- TASK DESCRIPTION
The full set of records needs to be retyped exactly.

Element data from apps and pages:
%%

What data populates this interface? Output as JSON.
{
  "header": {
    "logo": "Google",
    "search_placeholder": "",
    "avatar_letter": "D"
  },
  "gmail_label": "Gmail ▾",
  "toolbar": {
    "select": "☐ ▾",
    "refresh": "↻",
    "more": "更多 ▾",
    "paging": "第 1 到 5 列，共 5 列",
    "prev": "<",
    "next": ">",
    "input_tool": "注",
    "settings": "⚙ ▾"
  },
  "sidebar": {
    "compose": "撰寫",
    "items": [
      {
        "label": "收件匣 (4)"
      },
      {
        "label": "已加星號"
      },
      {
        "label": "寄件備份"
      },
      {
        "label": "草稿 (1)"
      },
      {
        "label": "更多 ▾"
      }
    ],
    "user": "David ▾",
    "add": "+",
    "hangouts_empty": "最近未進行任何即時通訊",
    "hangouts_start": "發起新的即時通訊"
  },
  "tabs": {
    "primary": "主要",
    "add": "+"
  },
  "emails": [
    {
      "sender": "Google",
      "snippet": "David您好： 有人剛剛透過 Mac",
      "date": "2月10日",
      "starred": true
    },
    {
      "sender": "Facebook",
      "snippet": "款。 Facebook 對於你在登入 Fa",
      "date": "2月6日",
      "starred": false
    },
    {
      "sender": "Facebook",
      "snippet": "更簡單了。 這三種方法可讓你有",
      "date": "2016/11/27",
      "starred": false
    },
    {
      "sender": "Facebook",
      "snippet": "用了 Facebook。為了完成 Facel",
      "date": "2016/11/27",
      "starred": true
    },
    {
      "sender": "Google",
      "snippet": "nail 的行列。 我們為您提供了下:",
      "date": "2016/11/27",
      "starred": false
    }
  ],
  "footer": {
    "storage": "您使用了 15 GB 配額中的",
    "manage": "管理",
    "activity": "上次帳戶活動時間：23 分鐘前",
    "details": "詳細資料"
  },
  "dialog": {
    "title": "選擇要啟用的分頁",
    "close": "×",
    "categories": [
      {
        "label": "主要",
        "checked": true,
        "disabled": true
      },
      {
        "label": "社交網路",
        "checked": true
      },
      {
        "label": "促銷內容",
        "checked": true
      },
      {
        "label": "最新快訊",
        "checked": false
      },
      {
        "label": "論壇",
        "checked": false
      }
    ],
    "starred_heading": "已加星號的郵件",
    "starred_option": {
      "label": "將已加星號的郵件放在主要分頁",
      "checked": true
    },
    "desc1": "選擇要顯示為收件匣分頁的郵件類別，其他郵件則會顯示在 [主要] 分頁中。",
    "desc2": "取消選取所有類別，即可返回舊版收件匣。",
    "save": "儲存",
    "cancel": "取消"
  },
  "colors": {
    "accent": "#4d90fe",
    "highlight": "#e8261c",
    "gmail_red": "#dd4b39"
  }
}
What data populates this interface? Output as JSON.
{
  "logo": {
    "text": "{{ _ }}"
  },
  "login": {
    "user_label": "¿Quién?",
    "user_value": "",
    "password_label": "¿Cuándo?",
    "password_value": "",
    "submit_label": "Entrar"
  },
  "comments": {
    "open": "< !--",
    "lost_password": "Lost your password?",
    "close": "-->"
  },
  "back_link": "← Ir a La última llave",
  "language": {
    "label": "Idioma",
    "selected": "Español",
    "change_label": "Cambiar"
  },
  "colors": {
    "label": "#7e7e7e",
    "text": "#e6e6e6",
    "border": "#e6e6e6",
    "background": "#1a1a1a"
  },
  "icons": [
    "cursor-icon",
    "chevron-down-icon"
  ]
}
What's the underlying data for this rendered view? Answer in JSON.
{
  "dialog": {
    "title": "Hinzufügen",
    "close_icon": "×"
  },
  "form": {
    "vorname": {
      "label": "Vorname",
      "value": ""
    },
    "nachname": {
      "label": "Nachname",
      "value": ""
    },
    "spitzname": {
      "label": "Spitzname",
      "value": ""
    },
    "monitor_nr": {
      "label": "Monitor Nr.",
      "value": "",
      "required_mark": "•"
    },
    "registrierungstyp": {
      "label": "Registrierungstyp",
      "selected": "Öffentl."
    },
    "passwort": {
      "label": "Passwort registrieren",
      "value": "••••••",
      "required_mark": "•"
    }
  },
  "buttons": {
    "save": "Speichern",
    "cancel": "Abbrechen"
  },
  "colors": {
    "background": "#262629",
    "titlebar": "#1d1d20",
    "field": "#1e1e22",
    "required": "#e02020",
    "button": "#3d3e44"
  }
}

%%

- SOLUTION FOR THIS TASK
What data populates this interface? Output as JSON.
{
  "header": {
    "logo": "Google",
    "search_placeholder": "",
    "avatar_letter": "D"
  },
  "gmail_label": "Gmail ▾",
  "toolbar": {
    "select": "☐ ▾",
    "refresh": "↻",
    "more": "更多 ▾",
    "paging": "第 1 到 5 列，共 5 列",
    "prev": "<",
    "next": ">",
    "input_tool": "注",
    "settings": "⚙ ▾"
  },
  "sidebar": {
    "compose": "撰寫",
    "items": [
      {
        "label": "收件匣 (4)"
      },
      {
        "label": "已加星號"
      },
      {
        "label": "寄件備份"
      },
      {
        "label": "草稿 (1)"
      },
      {
        "label": "更多 ▾"
      }
    ],
    "user": "David ▾",
    "add": "+",
    "hangouts_empty": "最近未進行任何即時通訊",
    "hangouts_start": "發起新的即時通訊"
  },
  "tabs": {
    "primary": "主要",
    "add": "+"
  },
  "emails": [
    {
      "sender": "Google",
      "snippet": "David您好： 有人剛剛透過 Mac",
      "date": "2月10日",
      "starred": true
    },
    {
      "sender": "Facebook",
      "snippet": "款。 Facebook 對於你在登入 Fa",
      "date": "2月6日",
      "starred": false
    },
    {
      "sender": "Facebook",
      "snippet": "更簡單了。 這三種方法可讓你有",
      "date": "2016/11/27",
      "starred": false
    },
    {
      "sender": "Facebook",
      "snippet": "用了 Facebook。為了完成 Facel",
      "date": "2016/11/27",
      "starred": true
    },
    {
      "sender": "Google",
      "snippet": "nail 的行列。 我們為您提供了下:",
      "date": "2016/11/27",
      "starred": false
    }
  ],
  "footer": {
    "storage": "您使用了 15 GB 配額中的",
    "manage": "管理",
    "activity": "上次帳戶活動時間：23 分鐘前",
    "details": "詳細資料"
  },
  "dialog": {
    "title": "選擇要啟用的分頁",
    "close": "×",
    "categories": [
      {
        "label": "主要",
        "checked": true,
        "disabled": true
      },
      {
        "label": "社交網路",
        "checked": true
      },
      {
        "label": "促銷內容",
        "checked": true
      },
      {
        "label": "最新快訊",
        "checked": false
      },
      {
        "label": "論壇",
        "checked": false
      }
    ],
    "starred_heading": "已加星號的郵件",
    "starred_option": {
      "label": "將已加星號的郵件放在主要分頁",
      "checked": true
    },
    "desc1": "選擇要顯示為收件匣分頁的郵件類別，其他郵件則會顯示在 [主要] 分頁中。",
    "desc2": "取消選取所有類別，即可返回舊版收件匣。",
    "save": "儲存",
    "cancel": "取消"
  },
  "colors": {
    "accent": "#4d90fe",
    "highlight": "#e8261c",
    "gmail_red": "#dd4b39"
  }
}
What data populates this interface? Output as JSON.
{
  "logo": {
    "text": "{{ _ }}"
  },
  "login": {
    "user_label": "¿Quién?",
    "user_value": "",
    "password_label": "¿Cuándo?",
    "password_value": "",
    "submit_label": "Entrar"
  },
  "comments": {
    "open": "< !--",
    "lost_password": "Lost your password?",
    "close": "-->"
  },
  "back_link": "← Ir a La última llave",
  "language": {
    "label": "Idioma",
    "selected": "Español",
    "change_label": "Cambiar"
  },
  "colors": {
    "label": "#7e7e7e",
    "text": "#e6e6e6",
    "border": "#e6e6e6",
    "background": "#1a1a1a"
  },
  "icons": [
    "cursor-icon",
    "chevron-down-icon"
  ]
}
What's the underlying data for this rendered view? Answer in JSON.
{
  "dialog": {
    "title": "Hinzufügen",
    "close_icon": "×"
  },
  "form": {
    "vorname": {
      "label": "Vorname",
      "value": ""
    },
    "nachname": {
      "label": "Nachname",
      "value": ""
    },
    "spitzname": {
      "label": "Spitzname",
      "value": ""
    },
    "monitor_nr": {
      "label": "Monitor Nr.",
      "value": "",
      "required_mark": "•"
    },
    "registrierungstyp": {
      "label": "Registrierungstyp",
      "selected": "Öffentl."
    },
    "passwort": {
      "label": "Passwort registrieren",
      "value": "••••••",
      "required_mark": "•"
    }
  },
  "buttons": {
    "save": "Speichern",
    "cancel": "Abbrechen"
  },
  "colors": {
    "background": "#262629",
    "titlebar": "#1d1d20",
    "field": "#1e1e22",
    "required": "#e02020",
    "button": "#3d3e44"
  }
}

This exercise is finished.